A hacker in Hong Kong has won thousands of followers — including tech VIPs — for publishing new features in popular apps ahead of their official announcement.
Jane Manchun Wong, who does so out of “curiosity” and “personal amusement,” has even been called “a better source” on new projects than internal communications teams.
The 25-year-old software engineer began digging into application codes years ago in an attempt to understand updates commonly described as “bug fixes and improvements.” She first taught herself how to code from books and guides on the internet.
“I guess it’s just my curiosity that drives me,” Wong told Business Insider. “To me, this is a puzzle, and I have to solve it.”
Twitter continues working on Conversation Tree
now with the ability to focus a specific tweet, even from a permalink pic.twitter.com/CVadSqbFDP
— Jane Manchun Wong (@wongmjane) November 26, 2019
Wong’s process is fairly straightforward: every time one of her apps gets an update, she locates the new code/s, reverse-engineers it/them and finds new features before their official announcement.
So far, she has dug and publicized unreleased features from Facebook, Instagram, Twitter, Spotify, Pinterest, Uber, Lyft, AirBnB and Slack.
Instagram is working on showing lyrics while recording Reels
à la Karaoke pic.twitter.com/wf336SJNap
— Jane Manchun Wong (@wongmjane) February 11, 2020
Wong’s constant discovery of new features — which come at three a day, according to her estimates — has made her a stable source of news for many users, including employees from the apps’ companies themselves.
“For real. Jane’s Twitter is a better source on projects going on across the company than internal comms,” wrote Colin Higgins, a data scientist at Instagram.
For real. Jane’s twitter is a better source on projects going on across the company than internal comms.
— Colin Higgins (@colinahiggins) October 10, 2019
To date, Wong has amassed 64,300 followers on Twitter, where she primarily posts her updates. Among her VIP followers are Adam Mosseri, head of Facebook’s Instagram, and Andrew “Boz” Bosworth, head of Facebook’s hardware initiatives.
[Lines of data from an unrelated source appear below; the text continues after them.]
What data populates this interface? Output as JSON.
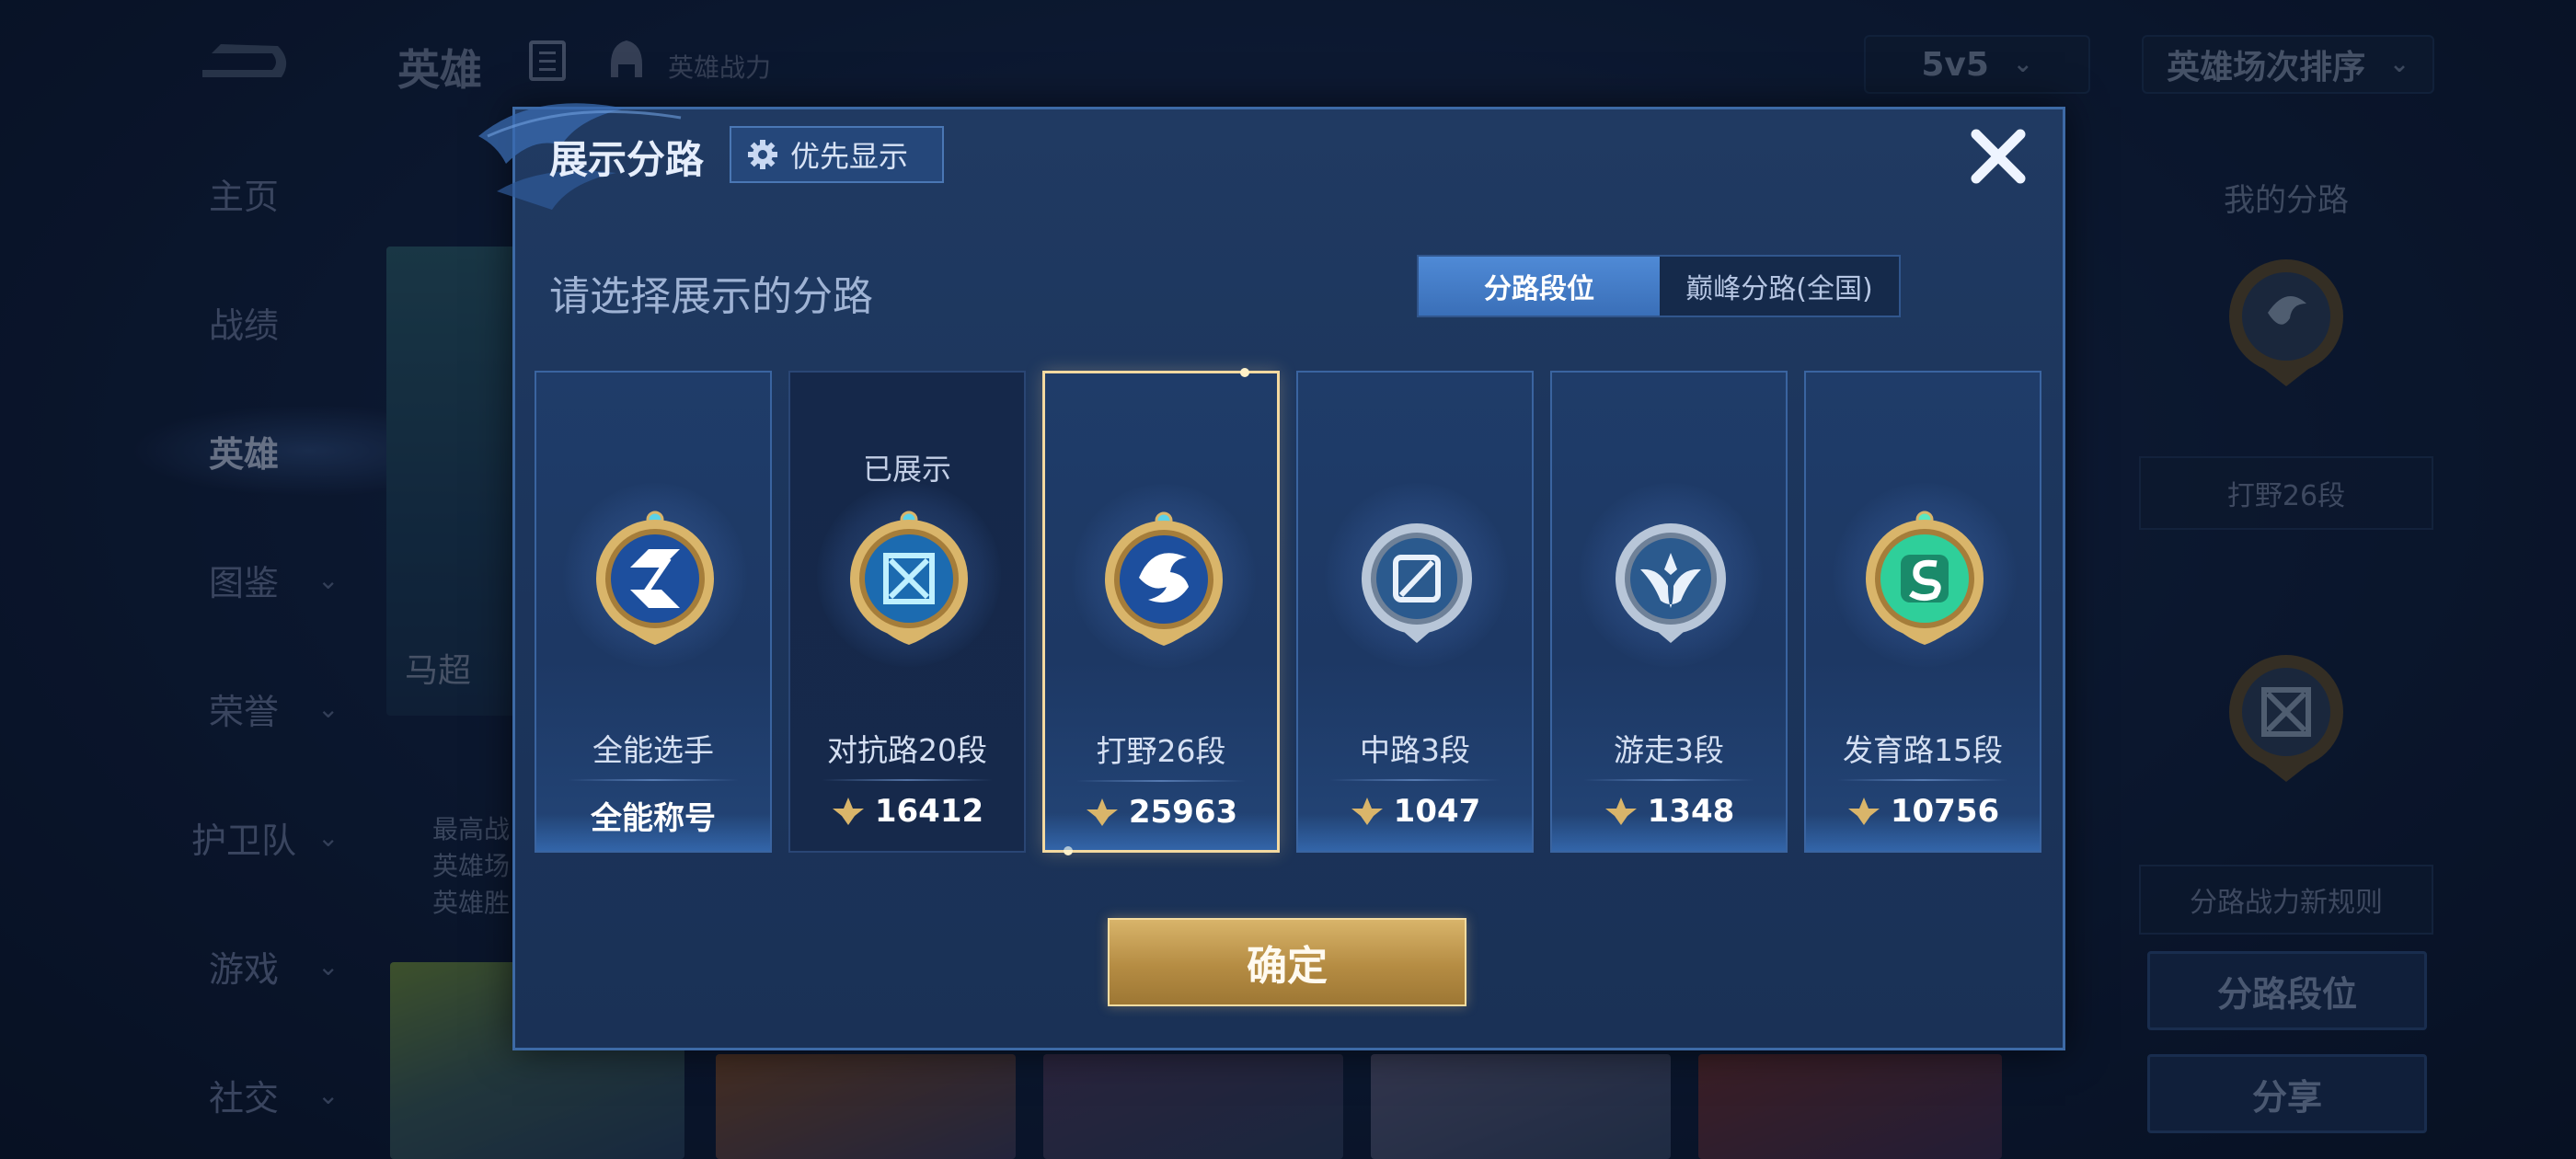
{
  "app": {
    "page_title": "英雄",
    "power_label": "英雄战力"
  },
  "filters": {
    "mode": "5v5",
    "sort": "英雄场次排序"
  },
  "sidebar": {
    "items": [
      {
        "label": "主页"
      },
      {
        "label": "战绩"
      },
      {
        "label": "英雄"
      },
      {
        "label": "图鉴"
      },
      {
        "label": "荣誉"
      },
      {
        "label": "护卫队"
      },
      {
        "label": "游戏"
      },
      {
        "label": "社交"
      }
    ]
  },
  "background_hero": {
    "name": "马超",
    "stats": [
      "最高战",
      "英雄场",
      "英雄胜"
    ]
  },
  "right_panel": {
    "title": "我的分路",
    "current_lane": "打野26段",
    "rules_link": "分路战力新规则",
    "lane_rank_button": "分路段位",
    "share_button": "分享"
  },
  "modal": {
    "title": "展示分路",
    "priority_button": "优先显示",
    "subtitle": "请选择展示的分路",
    "tabs": [
      {
        "label": "分路段位",
        "active": true
      },
      {
        "label": "巅峰分路(全国)",
        "active": false
      }
    ],
    "lanes": [
      {
        "name": "全能选手",
        "value": "全能称号",
        "has_score_icon": false,
        "shown_label": "",
        "badge": "all-round-badge-icon",
        "selected": false
      },
      {
        "name": "对抗路20段",
        "value": "16412",
        "has_score_icon": true,
        "shown_label": "已展示",
        "badge": "clash-lane-badge-icon",
        "selected": false
      },
      {
        "name": "打野26段",
        "value": "25963",
        "has_score_icon": true,
        "shown_label": "",
        "badge": "jungle-badge-icon",
        "selected": true
      },
      {
        "name": "中路3段",
        "value": "1047",
        "has_score_icon": true,
        "shown_label": "",
        "badge": "mid-lane-badge-icon",
        "selected": false
      },
      {
        "name": "游走3段",
        "value": "1348",
        "has_score_icon": true,
        "shown_label": "",
        "badge": "roam-badge-icon",
        "selected": false
      },
      {
        "name": "发育路15段",
        "value": "10756",
        "has_score_icon": true,
        "shown_label": "",
        "badge": "farm-lane-badge-icon",
        "selected": false
      }
    ],
    "confirm_button": "确定"
  },
  "colors": {
    "gold": "#d9b56a",
    "silver": "#b8c6d8",
    "accent_blue": "#4f8ad6",
    "farm_green": "#2fcf9a"
  }
}
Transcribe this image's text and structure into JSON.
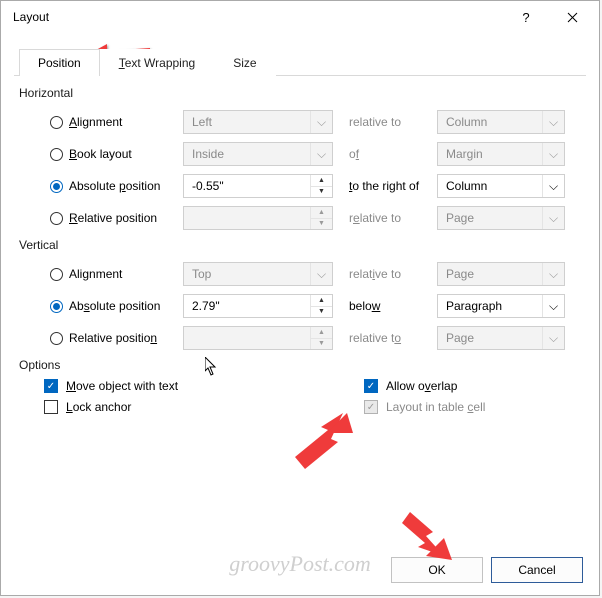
{
  "window": {
    "title": "Layout",
    "help": "?",
    "close": "✕"
  },
  "tabs": {
    "position": "Position",
    "text_wrapping": "Text Wrapping",
    "size": "Size"
  },
  "groups": {
    "horizontal": "Horizontal",
    "vertical": "Vertical",
    "options": "Options"
  },
  "h": {
    "alignment": {
      "label": "Alignment",
      "value": "Left",
      "rel_label": "relative to",
      "rel_value": "Column"
    },
    "book": {
      "label": "Book layout",
      "value": "Inside",
      "rel_label": "of",
      "rel_value": "Margin"
    },
    "abs": {
      "label": "Absolute position",
      "value": "-0.55\"",
      "rel_label": "to the right of",
      "rel_value": "Column"
    },
    "rel": {
      "label": "Relative position",
      "value": "",
      "rel_label": "relative to",
      "rel_value": "Page"
    }
  },
  "v": {
    "alignment": {
      "label": "Alignment",
      "value": "Top",
      "rel_label": "relative to",
      "rel_value": "Page"
    },
    "abs": {
      "label": "Absolute position",
      "value": "2.79\"",
      "rel_label": "below",
      "rel_value": "Paragraph"
    },
    "rel": {
      "label": "Relative position",
      "value": "",
      "rel_label": "relative to",
      "rel_value": "Page"
    }
  },
  "opts": {
    "move_with_text": "Move object with text",
    "lock_anchor": "Lock anchor",
    "allow_overlap": "Allow overlap",
    "layout_in_cell": "Layout in table cell"
  },
  "footer": {
    "ok": "OK",
    "cancel": "Cancel"
  },
  "watermark": "groovyPost.com"
}
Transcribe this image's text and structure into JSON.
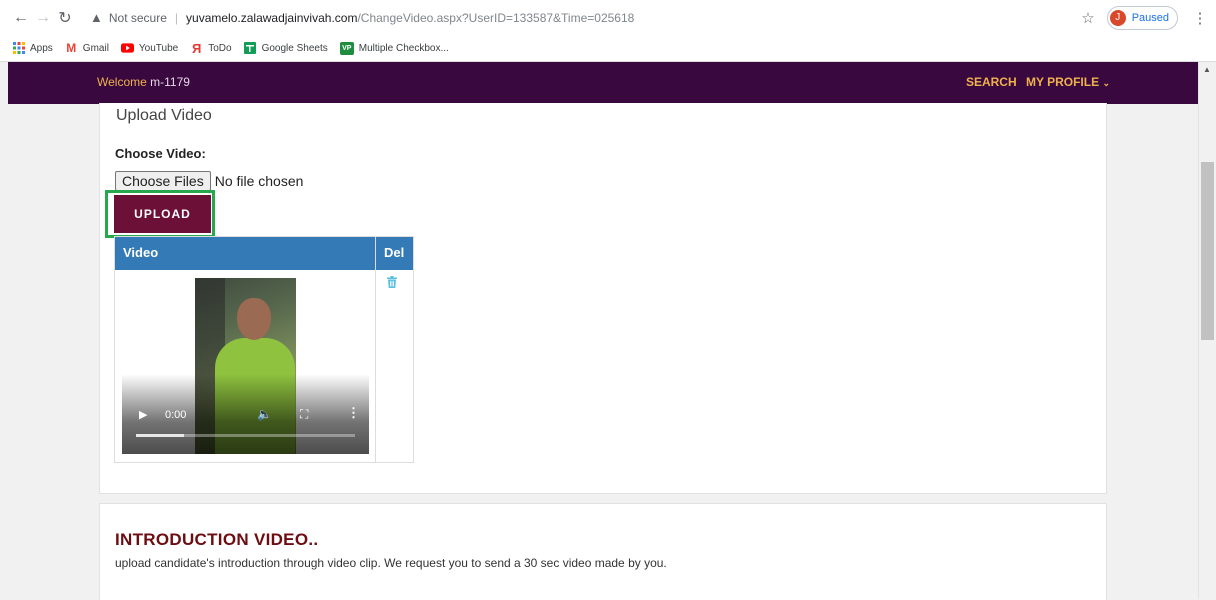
{
  "browser": {
    "security_label": "Not secure",
    "url_host": "yuvamelo.zalawadjainvivah.com",
    "url_path": "/ChangeVideo.aspx?UserID=133587&Time=025618",
    "profile_initial": "J",
    "profile_status": "Paused"
  },
  "bookmarks": [
    {
      "label": "Apps",
      "icon": "apps-grid-icon",
      "color": "#4285f4"
    },
    {
      "label": "Gmail",
      "icon": "gmail-icon",
      "color": "#ea4335"
    },
    {
      "label": "YouTube",
      "icon": "youtube-icon",
      "color": "#ff0000"
    },
    {
      "label": "ToDo",
      "icon": "todo-icon",
      "color": "#e53935"
    },
    {
      "label": "Google Sheets",
      "icon": "sheets-icon",
      "color": "#0f9d58"
    },
    {
      "label": "Multiple Checkbox...",
      "icon": "vp-icon",
      "color": "#1e8e3e"
    }
  ],
  "header": {
    "welcome_label": "Welcome",
    "username": "m-1179",
    "nav_search": "SEARCH",
    "nav_profile": "MY PROFILE",
    "brand_color": "#38083f",
    "accent_color": "#f0b14d"
  },
  "upload": {
    "title": "Upload Video",
    "choose_label": "Choose Video:",
    "file_button": "Choose Files",
    "file_status": "No file chosen",
    "upload_button": "UPLOAD",
    "button_color": "#6d1038"
  },
  "video_table": {
    "col_video": "Video",
    "col_del": "Del",
    "rows": [
      {
        "time": "0:00",
        "progress": 0.22
      }
    ]
  },
  "intro": {
    "title": "INTRODUCTION VIDEO..",
    "text": "upload candidate's introduction through video clip. We request you to send a 30 sec video made by you."
  }
}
“I was just trying to get in on the good-feeling action. Like Adam, I was sure I was already following you but apparently it is just that everyone else already retweets you so much. I might as well go straight to the source,” Bosworth tweeted Wong back in October.
I was just trying to get in on the good feeing action. Like Adam, I was sure I was already following you but apparently it is just that everyone else already retweets you so much. I might as well go straight to the source.
— Boz (@boztank) October 10, 2019
Just last week, Wong revealed that Instagram has been working to let influencers monetize their content by running short ads on their IGTV videos. A Facebook representative confirmed the news an hour later.
We continue to explore ways to help creators monetize with IGTV. We don’t have more details to share now, but we will as they develop further. https://t.co/gadf9TJaBE
— Alexandru Voica (@alexvoica) February 7, 2020
Wong also stumbled upon a major change on Instagram back in April: hiding counts of likes from users to help them shift focus on content. Mosseri confirmed her discovery 12 days later at Facebook’s F8 conference.
Instagram is testing hiding like count from audiences,
as stated in the app: “We want your followers to focus on what you share, not how many likes your posts get” pic.twitter.com/MN7woHowVN
— Jane Manchun Wong (@wongmjane) April 18, 2019
So far, the companies don’t mind Wong’s hobby. In some cases, she reports privacy and security issues through their bug bounty programs — initiatives that reward people for reporting exactly such matters.
Facebook, which started its bug bounty program in 2011, has rewarded more than $7.5 million to researchers in over 100 countries. “My main goal [when finding bugs] is to help prevent actual data breaches from happening,” Wong, who has been rewarded at least four times, told CNN last year.
Wong has reportedly been tapped by news outlets to work for them, but she reiterates that everything she does is purely out of personal amusement. However, she hopes that her discoveries would showcase her skills as a software engineer.
“Before a feature is launched, they might be able to see how a feature is perceived in the comments,” Wong told CNBC of how her work benefits companies. “Right now, I keep digging from the surface, but I just want to experience how it feels to actually work with them.”